* **YOUR TASK**: Gather from the listing below each line that includes the word "Reason", and copy it.

* **DATASET RECORDS**:
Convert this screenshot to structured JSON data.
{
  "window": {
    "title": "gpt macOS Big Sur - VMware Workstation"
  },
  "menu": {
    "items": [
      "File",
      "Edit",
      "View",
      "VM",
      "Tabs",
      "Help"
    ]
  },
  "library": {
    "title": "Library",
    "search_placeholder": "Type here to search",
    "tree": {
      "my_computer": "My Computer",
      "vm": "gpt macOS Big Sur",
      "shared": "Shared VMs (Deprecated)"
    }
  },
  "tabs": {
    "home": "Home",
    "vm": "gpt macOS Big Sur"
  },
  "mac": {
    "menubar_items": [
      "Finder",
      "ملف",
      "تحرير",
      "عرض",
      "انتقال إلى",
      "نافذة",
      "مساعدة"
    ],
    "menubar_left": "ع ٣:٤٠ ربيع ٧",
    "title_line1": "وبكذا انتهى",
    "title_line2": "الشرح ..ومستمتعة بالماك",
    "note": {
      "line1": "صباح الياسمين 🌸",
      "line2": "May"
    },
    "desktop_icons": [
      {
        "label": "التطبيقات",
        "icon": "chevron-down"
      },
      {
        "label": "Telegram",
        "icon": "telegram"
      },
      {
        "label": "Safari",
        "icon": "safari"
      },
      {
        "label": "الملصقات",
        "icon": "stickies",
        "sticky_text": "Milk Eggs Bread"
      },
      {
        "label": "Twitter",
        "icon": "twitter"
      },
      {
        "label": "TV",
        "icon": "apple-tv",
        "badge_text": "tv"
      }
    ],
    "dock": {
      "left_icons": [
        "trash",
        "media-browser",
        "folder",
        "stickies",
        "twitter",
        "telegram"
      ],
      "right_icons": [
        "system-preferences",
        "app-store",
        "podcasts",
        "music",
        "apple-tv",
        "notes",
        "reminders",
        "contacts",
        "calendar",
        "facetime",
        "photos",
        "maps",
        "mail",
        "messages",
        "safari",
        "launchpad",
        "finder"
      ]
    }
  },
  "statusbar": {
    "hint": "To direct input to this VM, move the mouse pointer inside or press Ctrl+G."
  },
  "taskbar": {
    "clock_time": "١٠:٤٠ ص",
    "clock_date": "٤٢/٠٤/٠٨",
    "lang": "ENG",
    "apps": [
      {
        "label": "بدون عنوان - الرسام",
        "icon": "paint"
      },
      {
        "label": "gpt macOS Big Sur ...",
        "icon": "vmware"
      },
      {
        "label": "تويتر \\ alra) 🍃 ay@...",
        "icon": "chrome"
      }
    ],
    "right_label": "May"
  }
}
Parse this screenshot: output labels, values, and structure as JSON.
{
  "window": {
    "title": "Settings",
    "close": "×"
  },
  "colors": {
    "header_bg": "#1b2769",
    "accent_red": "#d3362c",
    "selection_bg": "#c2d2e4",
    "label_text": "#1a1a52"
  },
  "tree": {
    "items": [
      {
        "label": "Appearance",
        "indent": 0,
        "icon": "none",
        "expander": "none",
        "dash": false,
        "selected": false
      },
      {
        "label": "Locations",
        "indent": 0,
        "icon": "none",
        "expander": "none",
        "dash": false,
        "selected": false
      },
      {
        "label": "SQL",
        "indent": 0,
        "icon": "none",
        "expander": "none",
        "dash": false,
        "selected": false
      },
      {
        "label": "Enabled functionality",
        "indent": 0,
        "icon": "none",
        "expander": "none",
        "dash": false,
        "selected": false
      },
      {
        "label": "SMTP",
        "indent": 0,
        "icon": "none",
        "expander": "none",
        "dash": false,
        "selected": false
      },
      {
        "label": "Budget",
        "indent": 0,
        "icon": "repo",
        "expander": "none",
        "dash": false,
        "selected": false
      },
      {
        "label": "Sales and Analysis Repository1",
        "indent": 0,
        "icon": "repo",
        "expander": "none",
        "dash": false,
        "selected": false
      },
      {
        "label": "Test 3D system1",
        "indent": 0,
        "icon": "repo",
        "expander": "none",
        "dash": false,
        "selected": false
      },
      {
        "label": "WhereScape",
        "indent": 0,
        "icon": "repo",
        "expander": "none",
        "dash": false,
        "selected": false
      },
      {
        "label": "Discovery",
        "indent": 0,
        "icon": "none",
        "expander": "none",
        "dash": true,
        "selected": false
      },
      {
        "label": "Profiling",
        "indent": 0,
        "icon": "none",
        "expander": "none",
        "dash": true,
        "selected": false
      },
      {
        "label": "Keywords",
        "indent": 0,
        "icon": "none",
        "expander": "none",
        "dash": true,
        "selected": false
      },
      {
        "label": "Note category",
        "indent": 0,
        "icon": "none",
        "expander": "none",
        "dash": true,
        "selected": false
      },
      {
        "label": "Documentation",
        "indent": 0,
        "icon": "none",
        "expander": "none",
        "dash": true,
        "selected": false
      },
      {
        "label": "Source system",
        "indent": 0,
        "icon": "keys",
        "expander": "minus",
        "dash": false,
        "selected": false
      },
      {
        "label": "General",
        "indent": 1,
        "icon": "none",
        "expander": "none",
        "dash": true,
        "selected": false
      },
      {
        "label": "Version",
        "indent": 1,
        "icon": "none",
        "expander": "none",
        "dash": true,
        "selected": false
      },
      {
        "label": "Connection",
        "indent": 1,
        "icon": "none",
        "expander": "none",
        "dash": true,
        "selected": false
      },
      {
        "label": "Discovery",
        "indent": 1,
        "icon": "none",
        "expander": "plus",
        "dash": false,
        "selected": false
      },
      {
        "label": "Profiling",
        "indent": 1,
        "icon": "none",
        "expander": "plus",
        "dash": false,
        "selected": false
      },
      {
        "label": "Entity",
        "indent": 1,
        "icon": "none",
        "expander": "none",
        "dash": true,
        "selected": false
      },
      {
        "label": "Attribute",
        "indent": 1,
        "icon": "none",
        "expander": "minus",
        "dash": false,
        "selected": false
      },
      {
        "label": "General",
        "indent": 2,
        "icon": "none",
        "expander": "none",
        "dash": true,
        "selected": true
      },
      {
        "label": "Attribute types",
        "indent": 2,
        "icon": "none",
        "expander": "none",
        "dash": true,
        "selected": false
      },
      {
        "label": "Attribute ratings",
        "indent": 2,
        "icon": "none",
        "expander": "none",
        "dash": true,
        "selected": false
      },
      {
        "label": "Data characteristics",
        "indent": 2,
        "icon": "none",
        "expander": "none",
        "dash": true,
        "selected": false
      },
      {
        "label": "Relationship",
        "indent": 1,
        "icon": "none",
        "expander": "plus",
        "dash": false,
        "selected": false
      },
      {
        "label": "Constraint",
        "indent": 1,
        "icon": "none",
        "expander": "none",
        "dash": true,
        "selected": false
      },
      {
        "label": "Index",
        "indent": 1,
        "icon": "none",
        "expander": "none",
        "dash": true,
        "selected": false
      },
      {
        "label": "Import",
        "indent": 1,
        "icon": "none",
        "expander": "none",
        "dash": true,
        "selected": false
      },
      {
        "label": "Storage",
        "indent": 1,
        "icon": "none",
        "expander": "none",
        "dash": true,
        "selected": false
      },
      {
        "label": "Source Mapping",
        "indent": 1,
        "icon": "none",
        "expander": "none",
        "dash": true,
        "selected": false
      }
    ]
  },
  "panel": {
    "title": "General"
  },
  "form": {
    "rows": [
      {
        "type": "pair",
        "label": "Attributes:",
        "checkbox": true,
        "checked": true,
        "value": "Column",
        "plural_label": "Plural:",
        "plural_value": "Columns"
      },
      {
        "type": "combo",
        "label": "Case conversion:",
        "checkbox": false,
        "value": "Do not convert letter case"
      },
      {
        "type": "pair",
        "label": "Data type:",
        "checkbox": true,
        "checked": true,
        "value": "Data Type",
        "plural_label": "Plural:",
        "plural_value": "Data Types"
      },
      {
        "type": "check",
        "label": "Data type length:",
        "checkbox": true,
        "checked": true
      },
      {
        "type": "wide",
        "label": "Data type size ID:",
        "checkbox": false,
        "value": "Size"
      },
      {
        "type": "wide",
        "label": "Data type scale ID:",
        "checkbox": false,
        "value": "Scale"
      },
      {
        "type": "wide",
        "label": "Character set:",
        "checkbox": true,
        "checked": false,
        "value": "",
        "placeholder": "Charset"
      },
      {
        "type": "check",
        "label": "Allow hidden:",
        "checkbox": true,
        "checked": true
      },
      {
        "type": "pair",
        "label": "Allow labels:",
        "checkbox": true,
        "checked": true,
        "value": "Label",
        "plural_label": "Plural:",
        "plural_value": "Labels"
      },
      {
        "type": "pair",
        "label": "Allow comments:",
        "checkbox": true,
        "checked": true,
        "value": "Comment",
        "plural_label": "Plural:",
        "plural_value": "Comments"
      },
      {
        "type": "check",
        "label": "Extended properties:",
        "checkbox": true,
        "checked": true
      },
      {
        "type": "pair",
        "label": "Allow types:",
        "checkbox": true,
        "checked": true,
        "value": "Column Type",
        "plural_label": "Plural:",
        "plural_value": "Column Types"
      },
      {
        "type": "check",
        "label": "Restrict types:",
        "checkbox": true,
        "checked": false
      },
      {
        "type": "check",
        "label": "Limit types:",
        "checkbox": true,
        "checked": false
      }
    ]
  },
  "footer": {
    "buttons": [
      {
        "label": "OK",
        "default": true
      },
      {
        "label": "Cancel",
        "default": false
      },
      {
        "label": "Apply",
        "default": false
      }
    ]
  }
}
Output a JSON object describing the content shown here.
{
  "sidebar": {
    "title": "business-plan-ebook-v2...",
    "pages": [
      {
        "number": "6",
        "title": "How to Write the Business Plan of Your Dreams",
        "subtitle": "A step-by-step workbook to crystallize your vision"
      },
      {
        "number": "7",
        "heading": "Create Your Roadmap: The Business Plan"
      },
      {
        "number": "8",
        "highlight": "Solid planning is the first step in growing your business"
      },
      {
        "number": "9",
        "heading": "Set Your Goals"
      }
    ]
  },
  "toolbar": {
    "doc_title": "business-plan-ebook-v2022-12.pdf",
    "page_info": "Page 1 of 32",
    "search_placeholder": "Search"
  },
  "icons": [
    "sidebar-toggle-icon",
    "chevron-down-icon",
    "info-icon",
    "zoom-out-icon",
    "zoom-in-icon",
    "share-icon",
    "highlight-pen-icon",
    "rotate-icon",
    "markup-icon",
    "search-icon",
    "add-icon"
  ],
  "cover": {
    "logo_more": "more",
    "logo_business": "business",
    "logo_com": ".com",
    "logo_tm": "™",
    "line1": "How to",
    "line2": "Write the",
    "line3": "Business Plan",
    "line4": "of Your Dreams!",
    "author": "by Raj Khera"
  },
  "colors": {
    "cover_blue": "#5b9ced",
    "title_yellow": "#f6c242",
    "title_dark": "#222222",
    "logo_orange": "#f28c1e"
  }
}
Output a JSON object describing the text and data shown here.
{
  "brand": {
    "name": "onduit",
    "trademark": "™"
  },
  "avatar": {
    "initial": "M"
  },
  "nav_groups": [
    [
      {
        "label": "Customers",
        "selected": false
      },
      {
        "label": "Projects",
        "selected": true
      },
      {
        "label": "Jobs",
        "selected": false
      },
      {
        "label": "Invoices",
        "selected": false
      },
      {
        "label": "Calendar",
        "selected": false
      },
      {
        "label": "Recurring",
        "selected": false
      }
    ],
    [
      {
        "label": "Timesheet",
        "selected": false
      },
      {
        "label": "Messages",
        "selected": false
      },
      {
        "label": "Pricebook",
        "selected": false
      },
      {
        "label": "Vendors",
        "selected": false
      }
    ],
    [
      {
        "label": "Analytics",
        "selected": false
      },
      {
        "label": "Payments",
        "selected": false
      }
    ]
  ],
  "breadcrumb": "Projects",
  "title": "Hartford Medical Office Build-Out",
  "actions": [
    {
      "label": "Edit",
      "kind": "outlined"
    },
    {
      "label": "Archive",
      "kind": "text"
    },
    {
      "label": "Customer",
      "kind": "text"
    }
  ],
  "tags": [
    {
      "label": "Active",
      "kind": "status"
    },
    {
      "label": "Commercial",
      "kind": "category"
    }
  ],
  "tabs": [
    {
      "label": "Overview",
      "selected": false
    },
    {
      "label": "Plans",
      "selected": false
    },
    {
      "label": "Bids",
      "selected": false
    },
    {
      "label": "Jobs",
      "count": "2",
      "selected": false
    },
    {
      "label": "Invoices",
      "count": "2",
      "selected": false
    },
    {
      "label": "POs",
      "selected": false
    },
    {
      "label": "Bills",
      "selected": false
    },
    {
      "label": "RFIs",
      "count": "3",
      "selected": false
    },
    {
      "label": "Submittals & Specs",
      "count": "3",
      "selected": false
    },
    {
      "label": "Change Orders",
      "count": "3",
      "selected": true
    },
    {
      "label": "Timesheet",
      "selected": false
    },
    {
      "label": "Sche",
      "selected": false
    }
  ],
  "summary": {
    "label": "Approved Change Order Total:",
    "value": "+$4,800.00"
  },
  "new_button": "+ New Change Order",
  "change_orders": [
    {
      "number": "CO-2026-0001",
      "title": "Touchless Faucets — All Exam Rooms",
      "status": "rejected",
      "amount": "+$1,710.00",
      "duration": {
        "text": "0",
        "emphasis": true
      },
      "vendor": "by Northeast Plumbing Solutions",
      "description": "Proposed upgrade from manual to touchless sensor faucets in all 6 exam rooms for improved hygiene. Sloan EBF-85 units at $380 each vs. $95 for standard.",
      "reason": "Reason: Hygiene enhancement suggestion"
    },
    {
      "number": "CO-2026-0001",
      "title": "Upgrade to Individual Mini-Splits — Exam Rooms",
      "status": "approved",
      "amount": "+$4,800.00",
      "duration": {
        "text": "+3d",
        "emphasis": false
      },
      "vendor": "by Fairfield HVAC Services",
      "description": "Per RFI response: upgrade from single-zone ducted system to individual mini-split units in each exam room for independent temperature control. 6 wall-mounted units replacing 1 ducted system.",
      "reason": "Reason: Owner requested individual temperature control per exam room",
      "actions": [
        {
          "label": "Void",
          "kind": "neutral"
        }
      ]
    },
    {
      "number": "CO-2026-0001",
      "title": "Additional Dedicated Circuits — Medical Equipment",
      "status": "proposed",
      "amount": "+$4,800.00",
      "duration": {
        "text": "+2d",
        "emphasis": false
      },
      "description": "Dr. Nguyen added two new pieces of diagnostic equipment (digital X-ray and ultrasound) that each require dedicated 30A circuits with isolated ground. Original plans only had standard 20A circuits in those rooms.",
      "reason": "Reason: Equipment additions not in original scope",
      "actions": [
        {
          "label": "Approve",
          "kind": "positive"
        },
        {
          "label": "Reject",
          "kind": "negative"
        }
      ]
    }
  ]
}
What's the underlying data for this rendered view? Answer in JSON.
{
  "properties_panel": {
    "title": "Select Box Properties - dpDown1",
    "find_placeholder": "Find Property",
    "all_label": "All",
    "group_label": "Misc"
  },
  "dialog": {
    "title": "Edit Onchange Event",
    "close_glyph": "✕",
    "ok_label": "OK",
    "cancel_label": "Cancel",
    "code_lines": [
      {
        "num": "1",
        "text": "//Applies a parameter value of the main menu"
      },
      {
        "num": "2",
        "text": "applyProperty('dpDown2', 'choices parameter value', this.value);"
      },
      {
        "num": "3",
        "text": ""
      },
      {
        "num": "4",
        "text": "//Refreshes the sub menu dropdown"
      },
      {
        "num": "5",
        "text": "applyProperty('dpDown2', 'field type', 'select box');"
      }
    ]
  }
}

* **RESPONSE**:
      "reason": "Reason: Hygiene enhancement suggestion"
      "reason": "Reason: Owner requested individual temperature control per exam room",
      "reason": "Reason: Equipment additions not in original scope",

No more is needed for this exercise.